Work item: Look below for the line with "Enumerate this screenshot's", then repeat it and all lines after it, exactly, minus any pictures.

[Excerpts from a dataset]
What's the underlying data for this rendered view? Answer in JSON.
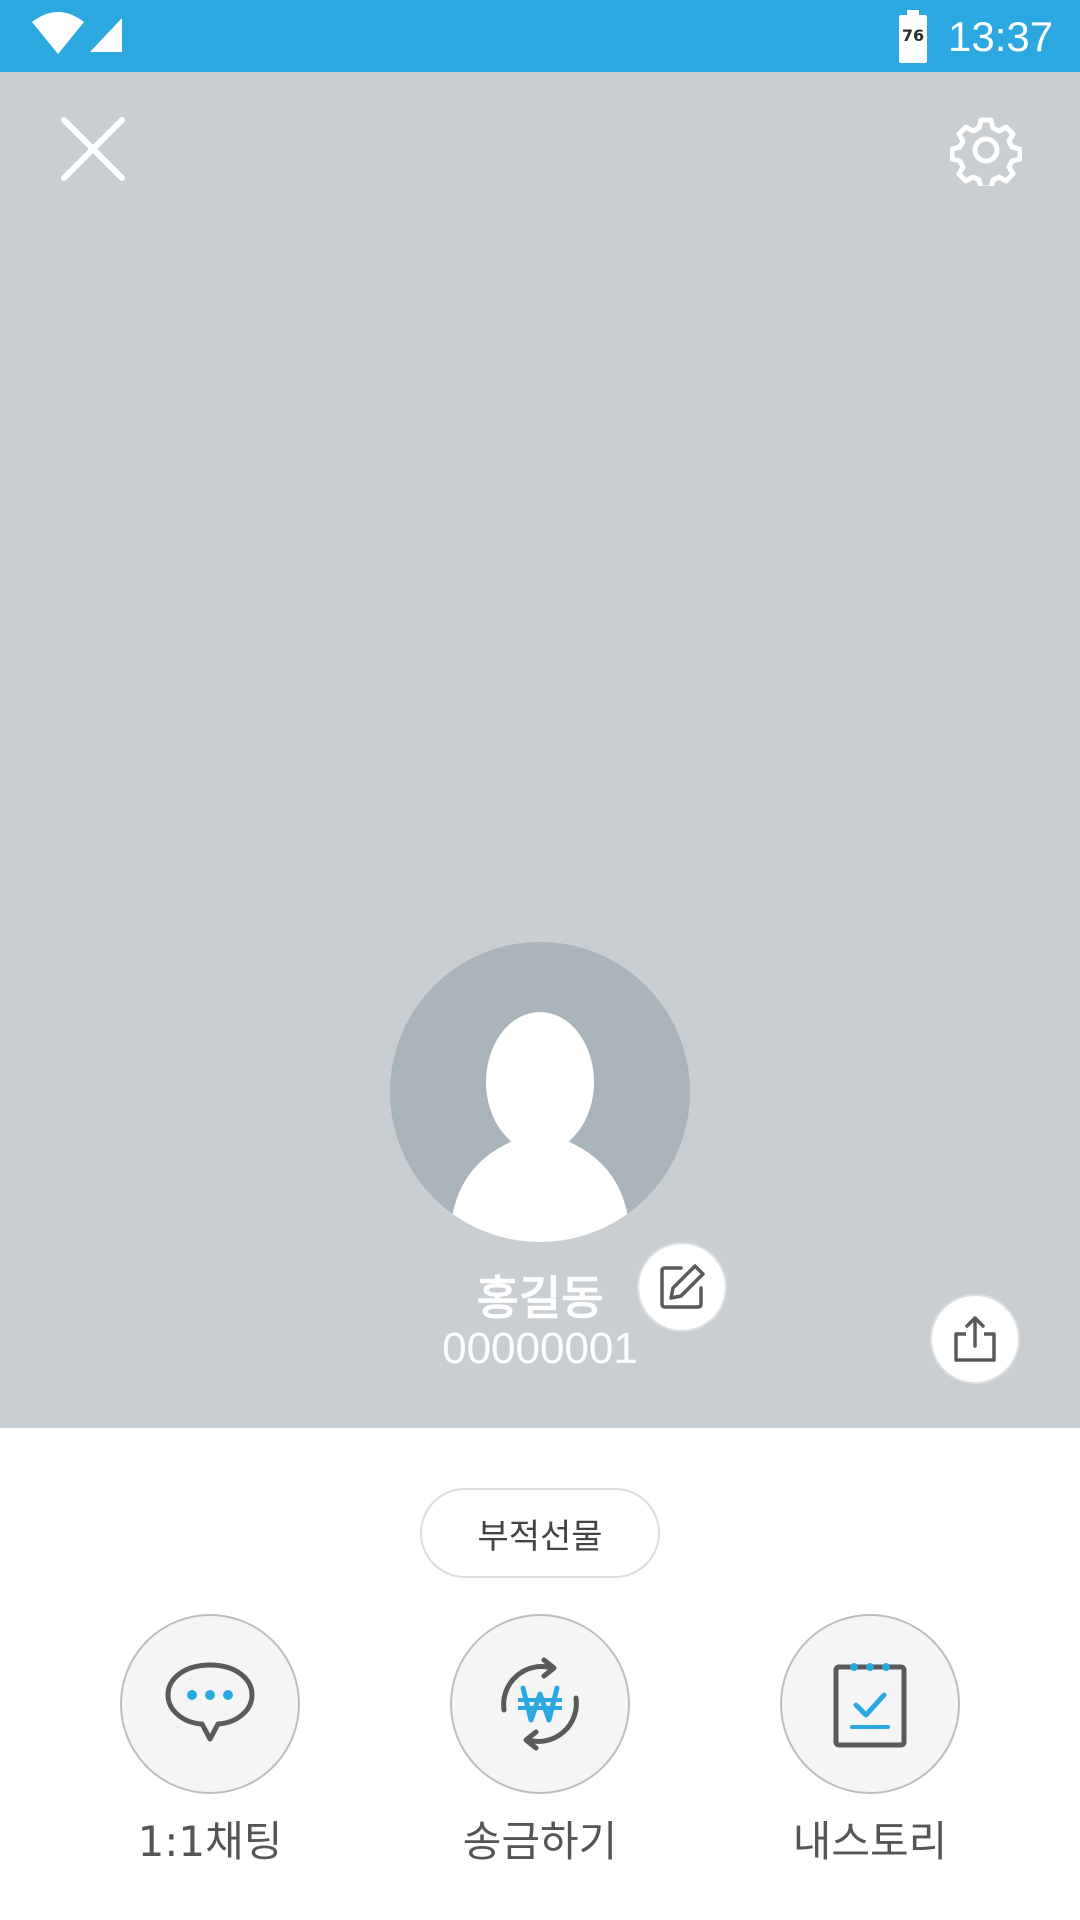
{
  "status_bar": {
    "battery_level": "76",
    "time": "13:37",
    "icons": [
      "wifi-icon",
      "signal-icon",
      "battery-icon"
    ]
  },
  "header": {
    "icons": [
      "close-icon",
      "gear-icon"
    ]
  },
  "profile": {
    "name": "홍길동",
    "id": "00000001",
    "icons": [
      "default-avatar-icon",
      "edit-icon",
      "share-icon"
    ]
  },
  "gift_button": {
    "label": "부적선물"
  },
  "actions": [
    {
      "label": "1:1채팅",
      "icon": "chat-bubble-icon"
    },
    {
      "label": "송금하기",
      "icon": "won-transfer-icon"
    },
    {
      "label": "내스토리",
      "icon": "story-notebook-icon"
    }
  ],
  "colors": {
    "status_bar": "#2ca8e1",
    "profile_background": "#c9ced2",
    "avatar_background": "#a9b3ba",
    "accent": "#2ca8e1",
    "icon_gray": "#5a5a5a"
  }
}
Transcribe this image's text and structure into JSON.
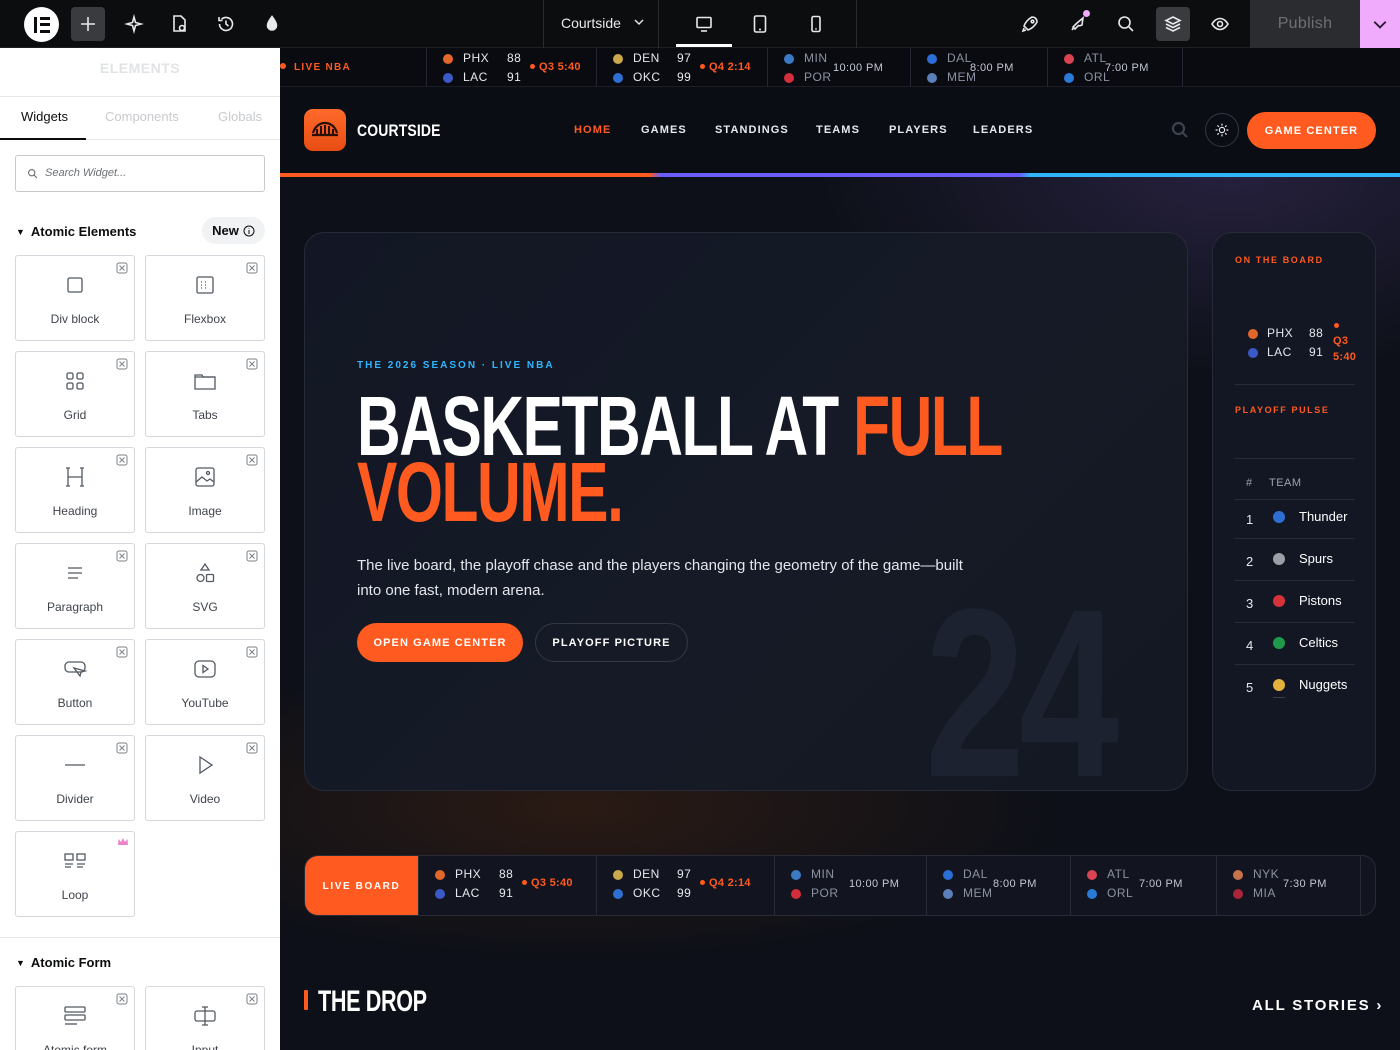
{
  "editor": {
    "site_selector": "Courtside",
    "publish_label": "Publish",
    "toolbar_icons": [
      "elementor-logo-icon",
      "add-icon",
      "ai-sparkle-icon",
      "page-settings-icon",
      "history-icon",
      "theme-style-icon",
      "desktop-icon",
      "tablet-icon",
      "mobile-icon",
      "rocket-icon",
      "notifications-icon",
      "search-icon",
      "structure-icon",
      "preview-icon",
      "chevron-down-icon"
    ],
    "accent_color": "#f0abfc"
  },
  "panel": {
    "title": "ELEMENTS",
    "tabs": [
      "Widgets",
      "Components",
      "Globals"
    ],
    "search_placeholder": "Search Widget...",
    "section_atomic": "Atomic Elements",
    "new_badge": "New",
    "widgets": [
      {
        "label": "Div block",
        "icon": "div-block-icon"
      },
      {
        "label": "Flexbox",
        "icon": "flexbox-icon"
      },
      {
        "label": "Grid",
        "icon": "grid-icon"
      },
      {
        "label": "Tabs",
        "icon": "tabs-icon"
      },
      {
        "label": "Heading",
        "icon": "heading-icon"
      },
      {
        "label": "Image",
        "icon": "image-icon"
      },
      {
        "label": "Paragraph",
        "icon": "paragraph-icon"
      },
      {
        "label": "SVG",
        "icon": "svg-icon"
      },
      {
        "label": "Button",
        "icon": "button-icon"
      },
      {
        "label": "YouTube",
        "icon": "youtube-icon"
      },
      {
        "label": "Divider",
        "icon": "divider-icon"
      },
      {
        "label": "Video",
        "icon": "video-icon"
      },
      {
        "label": "Loop",
        "icon": "loop-icon"
      }
    ],
    "section_form": "Atomic Form",
    "form_widgets": [
      {
        "label": "Atomic form",
        "icon": "form-icon"
      },
      {
        "label": "Input",
        "icon": "input-icon"
      }
    ]
  },
  "site": {
    "ticker": {
      "label": "LIVE NBA",
      "games": [
        {
          "t1": "PHX",
          "s1": "88",
          "t2": "LAC",
          "s2": "91",
          "status": "Q3 5:40",
          "live": true
        },
        {
          "t1": "DEN",
          "s1": "97",
          "t2": "OKC",
          "s2": "99",
          "status": "Q4 2:14",
          "live": true
        },
        {
          "t1": "MIN",
          "s1": "",
          "t2": "POR",
          "s2": "",
          "status": "10:00 PM",
          "live": false
        },
        {
          "t1": "DAL",
          "s1": "",
          "t2": "MEM",
          "s2": "",
          "status": "8:00 PM",
          "live": false
        },
        {
          "t1": "ATL",
          "s1": "",
          "t2": "ORL",
          "s2": "",
          "status": "7:00 PM",
          "live": false
        }
      ]
    },
    "brand": "COURTSIDE",
    "nav": [
      "HOME",
      "GAMES",
      "STANDINGS",
      "TEAMS",
      "PLAYERS",
      "LEADERS"
    ],
    "nav_active": "HOME",
    "game_center_btn": "GAME CENTER",
    "hero": {
      "eyebrow": "THE 2026 SEASON · LIVE NBA",
      "title_white": "BASKETBALL AT ",
      "title_orange_1": "FULL",
      "title_orange_2": "VOLUME.",
      "lede": "The live board, the playoff chase and the players changing the geometry of the game—built into one fast, modern arena.",
      "cta_primary": "OPEN GAME CENTER",
      "cta_secondary": "PLAYOFF PICTURE",
      "bg_number": "24"
    },
    "sidebar": {
      "on_board": "ON THE BOARD",
      "board_game": {
        "t1": "PHX",
        "s1": "88",
        "t2": "LAC",
        "s2": "91",
        "status_1": "Q3",
        "status_2": "5:40"
      },
      "playoff": "PLAYOFF PULSE",
      "col_rank": "#",
      "col_team": "TEAM",
      "standings": [
        {
          "rank": "1",
          "team": "Thunder",
          "color": "#2f6fd1"
        },
        {
          "rank": "2",
          "team": "Spurs",
          "color": "#9aa0a6"
        },
        {
          "rank": "3",
          "team": "Pistons",
          "color": "#d6323a"
        },
        {
          "rank": "4",
          "team": "Celtics",
          "color": "#1f9a4a"
        },
        {
          "rank": "5",
          "team": "Nuggets",
          "color": "#e3b23c"
        }
      ]
    },
    "live_board": {
      "label": "LIVE BOARD",
      "games": [
        {
          "t1": "PHX",
          "s1": "88",
          "t2": "LAC",
          "s2": "91",
          "status": "Q3 5:40",
          "live": true
        },
        {
          "t1": "DEN",
          "s1": "97",
          "t2": "OKC",
          "s2": "99",
          "status": "Q4 2:14",
          "live": true
        },
        {
          "t1": "MIN",
          "s1": "",
          "t2": "POR",
          "s2": "",
          "status": "10:00 PM",
          "live": false
        },
        {
          "t1": "DAL",
          "s1": "",
          "t2": "MEM",
          "s2": "",
          "status": "8:00 PM",
          "live": false
        },
        {
          "t1": "ATL",
          "s1": "",
          "t2": "ORL",
          "s2": "",
          "status": "7:00 PM",
          "live": false
        },
        {
          "t1": "NYK",
          "s1": "",
          "t2": "MIA",
          "s2": "",
          "status": "7:30 PM",
          "live": false
        }
      ]
    },
    "drop_title": "THE DROP",
    "all_stories": "ALL STORIES ›"
  }
}
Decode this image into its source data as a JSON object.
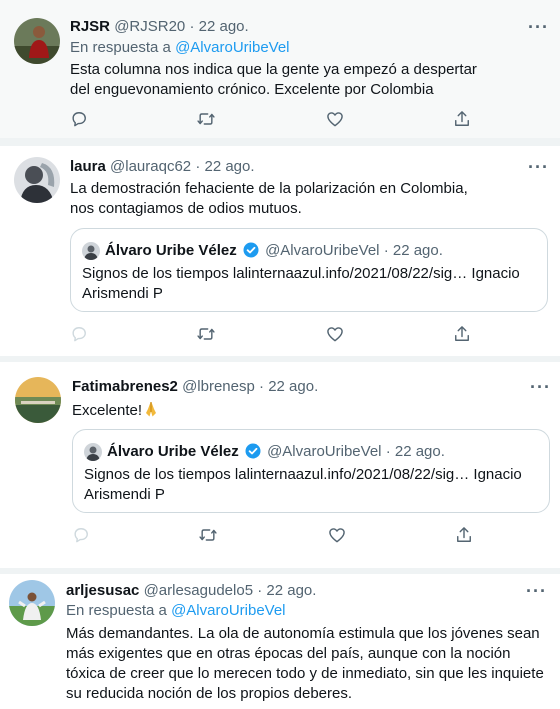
{
  "tweets": [
    {
      "name": "RJSR",
      "handle": "@RJSR20",
      "dot": "·",
      "date": "22 ago.",
      "reply_prefix": "En respuesta a",
      "reply_to": "@AlvaroUribeVel",
      "text": "Esta columna nos indica que la gente ya empezó a despertar del enguevonamiento crónico. Excelente por Colombia",
      "more": "···",
      "avatar_icon": "person-photo-icon"
    },
    {
      "name": "laura",
      "handle": "@lauraqc62",
      "dot": "·",
      "date": "22 ago.",
      "text": "La demostración fehaciente de la polarización en Colombia, nos contagiamos de odios mutuos.",
      "more": "···",
      "quote": {
        "name": "Álvaro Uribe Vélez",
        "handle": "@AlvaroUribeVel",
        "dot": "·",
        "date": "22 ago.",
        "text": "Signos de los tiempos lalinternaazul.info/2021/08/22/sig… Ignacio Arismendi P"
      }
    },
    {
      "name": "Fatimabrenes2",
      "handle": "@lbrenesp",
      "dot": "·",
      "date": "22 ago.",
      "text": "Excelente!",
      "emoji": "folded-hands-emoji",
      "more": "···",
      "quote": {
        "name": "Álvaro Uribe Vélez",
        "handle": "@AlvaroUribeVel",
        "dot": "·",
        "date": "22 ago.",
        "text": "Signos de los tiempos lalinternaazul.info/2021/08/22/sig… Ignacio Arismendi P"
      }
    },
    {
      "name": "arljesusac",
      "handle": "@arlesagudelo5",
      "dot": "·",
      "date": "22 ago.",
      "reply_prefix": "En respuesta a",
      "reply_to": "@AlvaroUribeVel",
      "text": "Más demandantes. La ola de autonomía estimula que los jóvenes sean más exigentes que en otras épocas del país, aunque con la noción tóxica de creer que lo merecen todo y de inmediato, sin que les inquiete su reducida noción de los propios deberes.",
      "more": "···"
    }
  ],
  "actions": [
    "reply-icon",
    "retweet-icon",
    "like-icon",
    "share-icon"
  ],
  "colors": {
    "link": "#1d9bf0",
    "secondary": "#536471",
    "verified": "#1d9bf0",
    "highlight_bg": "#f7f9f9"
  }
}
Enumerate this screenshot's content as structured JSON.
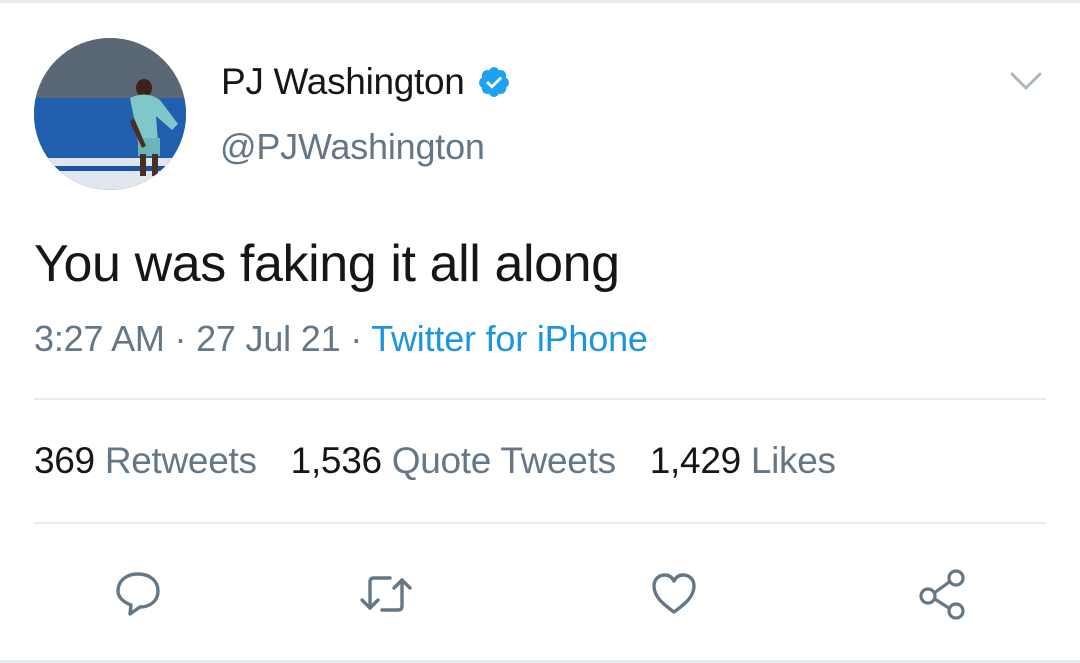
{
  "tweet": {
    "author": {
      "display_name": "PJ Washington",
      "handle": "@PJWashington",
      "verified": true,
      "avatar_icon": "avatar-photo"
    },
    "text": "You was faking it all along",
    "time": "3:27 AM",
    "date": "27 Jul 21",
    "separator": "·",
    "source": "Twitter for iPhone",
    "stats": {
      "retweets": {
        "count": "369",
        "label": "Retweets"
      },
      "quote_tweets": {
        "count": "1,536",
        "label": "Quote Tweets"
      },
      "likes": {
        "count": "1,429",
        "label": "Likes"
      }
    },
    "actions": [
      {
        "name": "reply",
        "icon": "speech-bubble-icon"
      },
      {
        "name": "retweet",
        "icon": "retweet-arrows-icon"
      },
      {
        "name": "like",
        "icon": "heart-icon"
      },
      {
        "name": "share",
        "icon": "share-nodes-icon"
      }
    ]
  },
  "colors": {
    "text": "#14171a",
    "secondary": "#657786",
    "link": "#1b95e0",
    "verified": "#1da1f2",
    "divider": "#e6ecf0"
  }
}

Solution below:
Enumerate this screenshot's content as structured JSON.
{
  "tweet": {
    "author": {
      "display_name": "PJ Washington",
      "handle": "@PJWashington",
      "verified": true,
      "avatar_icon": "avatar-photo"
    },
    "text": "You was faking it all along",
    "time": "3:27 AM",
    "date": "27 Jul 21",
    "separator": "·",
    "source": "Twitter for iPhone",
    "stats": {
      "retweets": {
        "count": "369",
        "label": "Retweets"
      },
      "quote_tweets": {
        "count": "1,536",
        "label": "Quote Tweets"
      },
      "likes": {
        "count": "1,429",
        "label": "Likes"
      }
    },
    "actions": [
      {
        "name": "reply",
        "icon": "speech-bubble-icon"
      },
      {
        "name": "retweet",
        "icon": "retweet-arrows-icon"
      },
      {
        "name": "like",
        "icon": "heart-icon"
      },
      {
        "name": "share",
        "icon": "share-nodes-icon"
      }
    ]
  },
  "colors": {
    "text": "#14171a",
    "secondary": "#657786",
    "link": "#1b95e0",
    "verified": "#1da1f2",
    "divider": "#e6ecf0"
  }
}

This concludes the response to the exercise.